It has three regional stations to cater to forage related location specific R&D needs of humid tropics, semi-arid and arid and temperate

Aleksandër Stavre Drenova

Aleksandër Stavre Drenova known by the pen name Asdreni, was an Albanian poet, translator and the author of the poem which became the national anthem of Albania. He is regarded as one of the most influential Albanian writers of the 20th century and composed most of his Albanian Renaissance-inspired known works during that period. Born in the village of Drenovë, Asdreni completed his academic studies at the University of Bucharest in Romania where he enthusiastically committed himself to the Independence of Albania from the Ottoman Empire, he maintained close liaison with fellow Gjergj Fishta and Lasgush Poradeci and was notably inspired by the patriots Girolamo de Rada and Naim Frashëri. Rreze dielli, a collection of 99 poems, was his first prominent work which he dedicated to the national hero of Albania Gjergj Kastrioti Skanderbeg. Devoted to Edith Durham a friend of Albania, his second collection of again 99 poems, Ëndrra e lotë, displayed a wider range of themes and motifs as well as his more astonishing maturity.

Asdreni was born as Aleksandër Stavre Drenova on 11 April 1872 into an Albanian peasant family of Eastern Orthodox faith in the village of Drenovë close to the city of Korçë in what was part of the Ottoman Empire and is now Albania. In his native village he properly received his early formal education at a Greek primary school and had just started secondary school in Korçë subsequently his father, Stavri Thimiu, died leaving him fatherless; the surrounding region Korçë had been a prime source of Albanian migration, additionally strengthened by an earthquake in 1879. He migrated to Bucharest in 1885 and rejoined his more elderly brothers where he commenced his short-living studies at the Faculty of Political Science of the University of Bucharest. In the new country, Asdreni came into liasion with other Albanian intellectuals and writers with whom he started to strength the Albanian diaspora in Romania for the struggle of national liberation. Prior to that, he was inspired by Girolamo de Rada and Naim Frashëri as well as by the Albanian Renaissance in which the Albanians came to acknowledge themselves as a nation deserving the right to govern themselves.

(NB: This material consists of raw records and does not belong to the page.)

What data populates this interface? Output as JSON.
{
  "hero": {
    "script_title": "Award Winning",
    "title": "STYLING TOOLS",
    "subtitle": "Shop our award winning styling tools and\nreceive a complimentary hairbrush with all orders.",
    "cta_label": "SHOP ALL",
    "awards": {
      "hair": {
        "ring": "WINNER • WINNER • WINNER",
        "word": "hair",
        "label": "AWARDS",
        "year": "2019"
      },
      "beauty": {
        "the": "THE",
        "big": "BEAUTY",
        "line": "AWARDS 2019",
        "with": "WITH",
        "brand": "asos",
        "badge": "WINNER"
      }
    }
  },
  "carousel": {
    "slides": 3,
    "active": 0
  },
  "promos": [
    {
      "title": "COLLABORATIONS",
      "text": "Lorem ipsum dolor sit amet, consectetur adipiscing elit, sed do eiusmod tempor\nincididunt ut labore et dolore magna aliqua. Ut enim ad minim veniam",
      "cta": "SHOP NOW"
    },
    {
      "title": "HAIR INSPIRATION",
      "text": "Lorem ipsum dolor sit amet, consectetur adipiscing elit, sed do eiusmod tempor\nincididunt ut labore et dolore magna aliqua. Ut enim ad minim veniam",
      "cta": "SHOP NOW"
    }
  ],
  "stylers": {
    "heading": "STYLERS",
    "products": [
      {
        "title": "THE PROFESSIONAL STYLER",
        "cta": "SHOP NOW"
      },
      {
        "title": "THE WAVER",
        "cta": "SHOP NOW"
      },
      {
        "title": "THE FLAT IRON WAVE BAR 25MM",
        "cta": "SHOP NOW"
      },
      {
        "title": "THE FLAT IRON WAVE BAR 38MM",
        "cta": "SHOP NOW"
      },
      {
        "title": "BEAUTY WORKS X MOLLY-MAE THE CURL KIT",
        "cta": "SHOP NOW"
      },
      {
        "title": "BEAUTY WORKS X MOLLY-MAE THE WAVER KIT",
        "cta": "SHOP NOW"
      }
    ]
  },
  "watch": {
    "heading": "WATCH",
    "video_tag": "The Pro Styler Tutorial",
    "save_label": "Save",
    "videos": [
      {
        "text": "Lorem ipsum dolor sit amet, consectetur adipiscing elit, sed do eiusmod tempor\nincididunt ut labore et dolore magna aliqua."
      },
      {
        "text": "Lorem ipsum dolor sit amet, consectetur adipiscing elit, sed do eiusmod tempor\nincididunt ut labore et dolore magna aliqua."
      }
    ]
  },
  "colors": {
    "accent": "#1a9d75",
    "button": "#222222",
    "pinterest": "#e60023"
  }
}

The literary career of Asdreni blossomed with the beginning of the 20th century. In his first work, a collection of 99 poems known as the Rreze dielli dedicated to the Albanian national hero Skanderbeg who led a successful resistance to Ottoman expansion into Europe, he followed the literary traditions of Naim Frashëri and raised his love for the motherland encouraging his compatriots to enter the struggle for liberation from the Ottoman Empire.Ëndrra e lotë, his second work composed of 99 poems dedicated to Edith Durham who travelled extensively across Albania, is characterised by a wealth of poetic values. He expressed his democratic values, his interests in societal problems at the time as well as his critical discourses on foreign domination, it was an important step from Romanticism towards Realism, characterised by the historical time frame and reference, writing about events and situations that happened in real life. His poem "Kënga e bashkimit", published in the volume Ëndrra e lotë, is a clear adaptation of Hora Unirii of Vasile Alecsandri.

List of Albanian writers National anthem of Albania Albanians of Romania Biography and Poems of Asdreni by Robert Elsie. Asdreni's works: text and frequency list